Barry Silverberg, president and CEO of the Texas Association of Nonprofit Organizations, said Texas had about 100,000 tax-exempt organizations, including 72,000 nonprofits classified as 501(c)(3), which made donations to them tax-deductible. The nonprofit status of more than 14,100 of those organizations was revoked, leaving roughly 58,000, Silverberg said.
About 2,070 advocacy groups, for which donations were not tax-deductible, also lost their exemption.
Silverberg said the IRS is simply clearing away a multitude of deadwood.
"This is not a story of the big bad IRS. If it was, believe me, we would be" up in arms, he said. "Really the IRS is doing its job and cleaning up."
Across the state, well-known organizations to lose their exemptions included roughly 160 American Legion posts, about 110 Knights of Columbus organizations and 100 League of United Latin American Citizens councils.
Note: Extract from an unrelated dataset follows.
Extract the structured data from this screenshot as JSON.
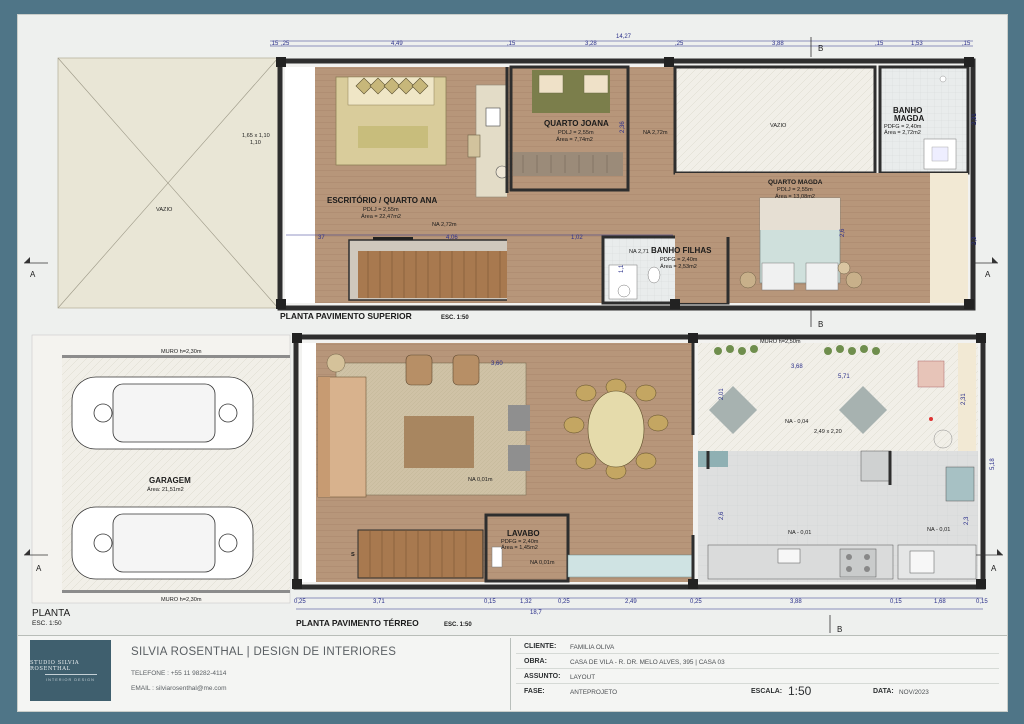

It's unclear to what extent that dents those organizations' overall ranks.
Defunct organizations in Tarrant County include Furever Friends, Original King Kids of America and Forgotten Children.
An organization called Southside Church of Christ Educational Foundation, founded in 1997 at 1800 Park Place Ave. in Fort Worth, was also axed. Officials at Southside Church of Christ on Hemphill Street hadn't heard of it.
For the past several years, the IRS has tried to prod tens of thousands of organizations nationwide to file required financial reports. It mailed more than 1 million notices to organizations that had not done so. And, last year, the IRS published a list of at-risk groups and gave smaller organizations an extra five months to comply. The requirement to file information was part of a law enacted in 2006.
In October, Silverberg expected about 28,000 Texas organizations to lose their status. However, about 6,000 organizations apparently took steps to adjust their status with the IRS.
Texas saw "roughly a 19 to 20 percent reduction in number of 501(c)(3)s in the state," he said.
Still, IRS Commissioner Doug Shulman said the agency realizes that some legitimate organizations, especially small ones, may be unaware of their filing requirement. "We are taking additional steps for these groups to maintain their tax-exempt status without jeopardizing their operations or harming their donors," he said in a news release.
The IRS said reinstatement, including retroactive reinstatement, is possible. Small organizations may regain their tax-exempt status retroactive to the date of revocation and pay a reduced application fee of $100. More information is available at www.irs.gov.
In Colleyville, the brisket goes on.
In place of the old barbecue association, this April the new Colleyville Bar-B-Q Cook Off, benefiting Special Olympics Texas, held its 10th annual rib fest.
About $20,000 went to the Special Olympics, said Charlie Hall of Hall's Grocery & Farmers Outlet.
"We struggled," he said, "but this year was our biggest year to give."
Darren Barbee, 817-390-7126